This morning’s Roundup assembly was pretty special at Edmond’s West Field Elementary School.
For the first time, the children from the developmentally delayed classes were the presenters.
Their teachers were nervous, the students were orderly on the risers, wearing Dr. Seuss hats made from red and white paper.
My son, Cade, was one of the younger students involved and was placed on the front row.
When I came into the gym, he ran over to me to give me a hug — a couple of times. So, I had to leave and then sneak back in to sit in another location.
Friday morning “Roundup” is a gathering of all the teachers and students. They recite the Pledge of Allegiance and school creed, listen to announcements and sing songs. It’s a good way to end the week and recognize students and classes for their weekly accomplishments.
Each week, a different group of students helps to present the program.
As the students said their names and directed the gathering on what was coming next, it was moving to see their excitement, anticipation and delivery of their speaking parts.
When Cade said his name, his voice was loud and sweet. His language development is still “developing,” but you couldn’t mistake the way he proudly spoke into the microphone.
I smiled and laughed a little, giddy with the excitement of seeing my baby perform in front of a group. Then, for a moment, tears came to my eyes, a flash flood of emotions coming over me.
But I recovered and was able to enjoy this simple — but very important — moment of the day.
Afterward, the teachers were asking questions, “How did they sound? Could you hear them?” and saying, “They did such a good job!”
It was a milestone for the school. It’s not only good for the students who presented, but also for the students in the audience.
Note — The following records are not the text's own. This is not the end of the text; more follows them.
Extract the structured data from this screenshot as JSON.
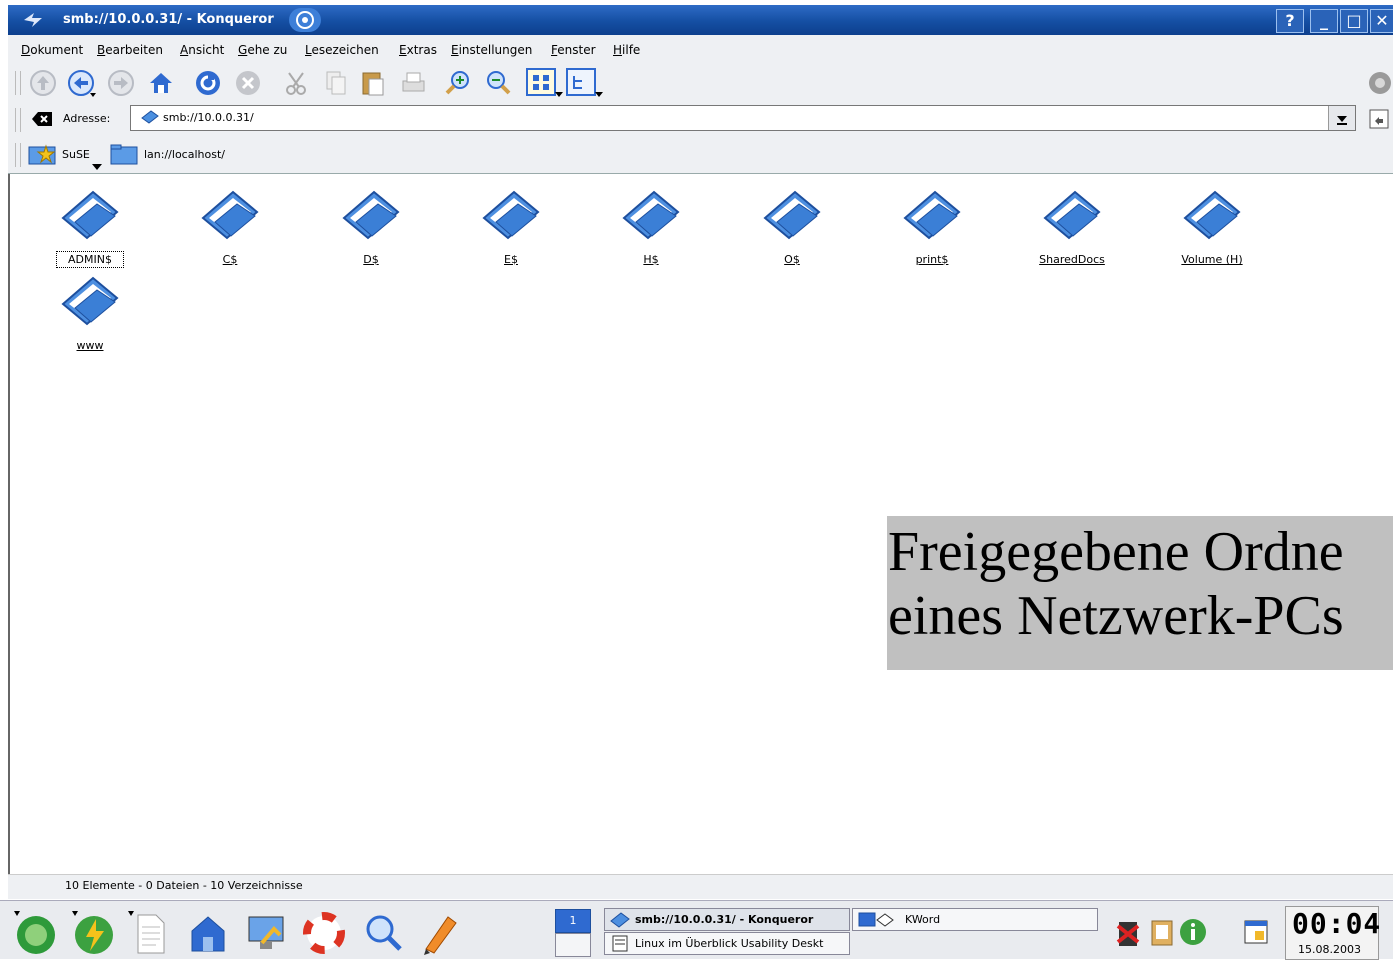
{
  "window": {
    "title": "smb://10.0.0.31/ - Konqueror",
    "buttons": [
      "?",
      "_",
      "□",
      "✕"
    ]
  },
  "menu": [
    "Dokument",
    "Bearbeiten",
    "Ansicht",
    "Gehe zu",
    "Lesezeichen",
    "Extras",
    "Einstellungen",
    "Fenster",
    "Hilfe"
  ],
  "address": {
    "label": "Adresse:",
    "value": "smb://10.0.0.31/"
  },
  "bookmarks": [
    {
      "label": "SuSE"
    },
    {
      "label": "lan://localhost/"
    }
  ],
  "folders": [
    "ADMIN$",
    "C$",
    "D$",
    "E$",
    "H$",
    "O$",
    "print$",
    "SharedDocs",
    "Volume (H)",
    "www"
  ],
  "status": "10 Elemente - 0 Dateien - 10 Verzeichnisse",
  "overlay": {
    "line1": "Freigegebene Ordne",
    "line2": "eines Netzwerk-PCs"
  },
  "taskbar": {
    "desktop_number": "1",
    "tasks": [
      "smb://10.0.0.31/ - Konqueror",
      "Linux im Überblick Usability Deskt",
      "KWord"
    ],
    "clock_time": "00:04",
    "clock_date": "15.08.2003"
  },
  "colors": {
    "title_blue": "#154fa3",
    "chrome_gray": "#eef0f3",
    "overlay_gray": "#c0c0c0"
  }
}
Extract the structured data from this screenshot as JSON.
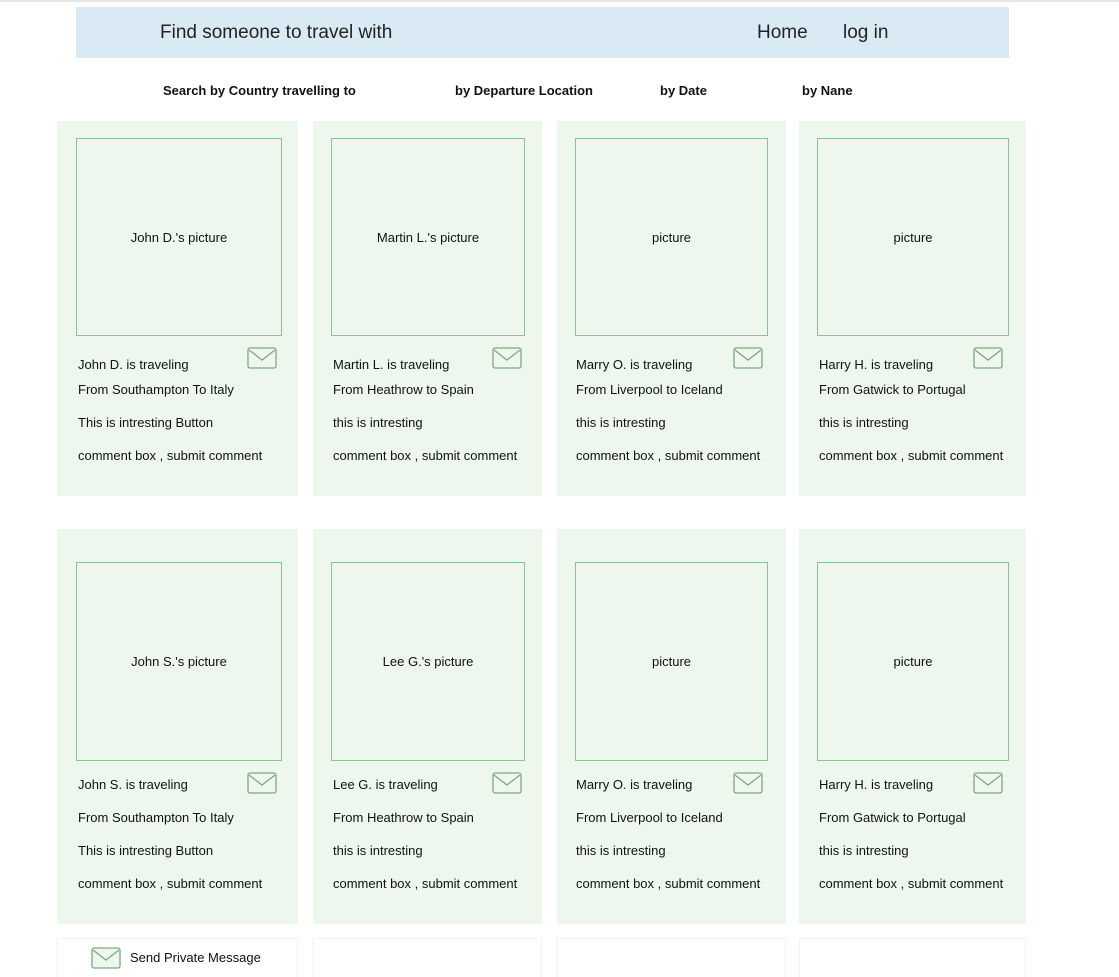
{
  "header": {
    "title": "Find someone to travel with",
    "home": "Home",
    "login": "log in"
  },
  "search": {
    "country": "Search by  Country  travelling to",
    "departure": "by Departure Location",
    "date": "by Date",
    "name": "by Nane"
  },
  "cards": [
    {
      "picture": "John D.'s picture",
      "line1": "John D. is traveling",
      "line2": "From Southampton To Italy",
      "line3": "This is intresting Button",
      "line4": "comment box , submit comment"
    },
    {
      "picture": "Martin L.'s picture",
      "line1": "Martin L. is traveling",
      "line2": "From Heathrow to Spain",
      "line3": "this is intresting",
      "line4": "comment box , submit comment"
    },
    {
      "picture": "picture",
      "line1": "Marry O. is traveling",
      "line2": "From Liverpool to Iceland",
      "line3": "this is intresting",
      "line4": "comment box , submit comment"
    },
    {
      "picture": "picture",
      "line1": "Harry H. is traveling",
      "line2": "From Gatwick to Portugal",
      "line3": "this is intresting",
      "line4": "comment box , submit comment"
    },
    {
      "picture": "John S.'s picture",
      "line1": "John S. is traveling",
      "line2": "From Southampton To Italy",
      "line3": "This is intresting Button",
      "line4": "comment box , submit comment"
    },
    {
      "picture": "Lee G.'s picture",
      "line1": "Lee G. is traveling",
      "line2": "From Heathrow to Spain",
      "line3": "this is intresting",
      "line4": "comment box , submit comment"
    },
    {
      "picture": "picture",
      "line1": "Marry O. is traveling",
      "line2": "From Liverpool to Iceland",
      "line3": "this is intresting",
      "line4": "comment box , submit comment"
    },
    {
      "picture": "picture",
      "line1": "Harry H. is traveling",
      "line2": "From Gatwick to Portugal",
      "line3": "this is intresting",
      "line4": "comment box , submit comment"
    }
  ],
  "legend": {
    "icon": "envelope-icon",
    "label": "Send Private Message"
  },
  "colors": {
    "header_bg": "#daeaf5",
    "card_bg": "#edf7ee",
    "picture_border": "#8fc08f"
  }
}
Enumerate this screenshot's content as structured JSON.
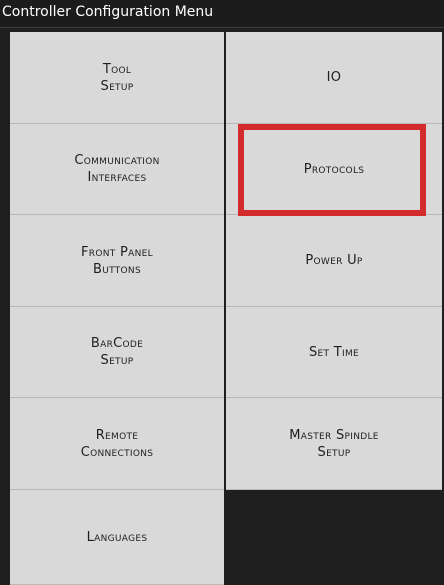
{
  "window": {
    "title": "Controller Configuration Menu"
  },
  "menu": {
    "items": [
      {
        "id": "tool-setup",
        "label": "Tool\nSetup"
      },
      {
        "id": "io",
        "label": "IO"
      },
      {
        "id": "communication-interfaces",
        "label": "Communication\nInterfaces"
      },
      {
        "id": "protocols",
        "label": "Protocols"
      },
      {
        "id": "front-panel-buttons",
        "label": "Front Panel\nButtons"
      },
      {
        "id": "power-up",
        "label": "Power Up"
      },
      {
        "id": "barcode-setup",
        "label": "BarCode\nSetup"
      },
      {
        "id": "set-time",
        "label": "Set Time"
      },
      {
        "id": "remote-connections",
        "label": "Remote\nConnections"
      },
      {
        "id": "master-spindle-setup",
        "label": "Master Spindle\nSetup"
      },
      {
        "id": "languages",
        "label": "Languages"
      }
    ]
  },
  "colors": {
    "tile_background": "#d9d9d9",
    "window_background": "#1f1f1f",
    "highlight_border": "#d12b2b",
    "label_text": "#1e1e1e"
  }
}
And good for the teachers. And good for the parents attending.
And good for the community.
These lovely children are a part of the community, and the public display of their talents and dedication is a lesson in how they, too, can contribute to the activities in everyday life.
It was a proud and moving moment for me.
My son is starting pre-K this week and last night we had our “meet the teacher” night. He will be attending school in the Putnam City District as a transfer, because the district we live in doesn’t have pre-K.
Last night, as I’m reading through Putnam City’s Elementary School Handbook for 2010-11, I notice an entry under “conduct” called “corporal punishment.” I’m expecting the entry to say something to the effect of “we don’t tolerate it, allow it, use it” … something along those lines. But it says something very different. It says:
“The district recognizes corporal punishment as a means of discipline.”
I have to say, I’m shocked. As an Oklahoma “transplant” from Connecticut (where corporal punishment is banned), I did not expect that this was a means of discipline in any school district, in any state, but sure enough it is. And not just small-town rural districts. We’re talking one of the biggest districts in the state.
I’m not necessarily upset about my son being subjected to corporal punishment, because I don’t believe it’s readily used on prekindergarteners. But what about other elementary school-age children? Is this an effective and appropriate form of discipline for children while they are in school? Or is this something that should be reserved for parents to use, in the privacy of their own home?
In the handbook it says it “shall be used only as a last resort and only after other reasonable corrective measures have been used without success.” And to be fair, they do consult with parents first. But as a parent of a young child, I find it hard to believe that schools can’t take other action when it comes to a “last resort.” There are many more states and school districts that don’t find the need to use physical force on students. Why should this one?
I’d love to hear your thoughts on this topic. Please e-mail me or comment below.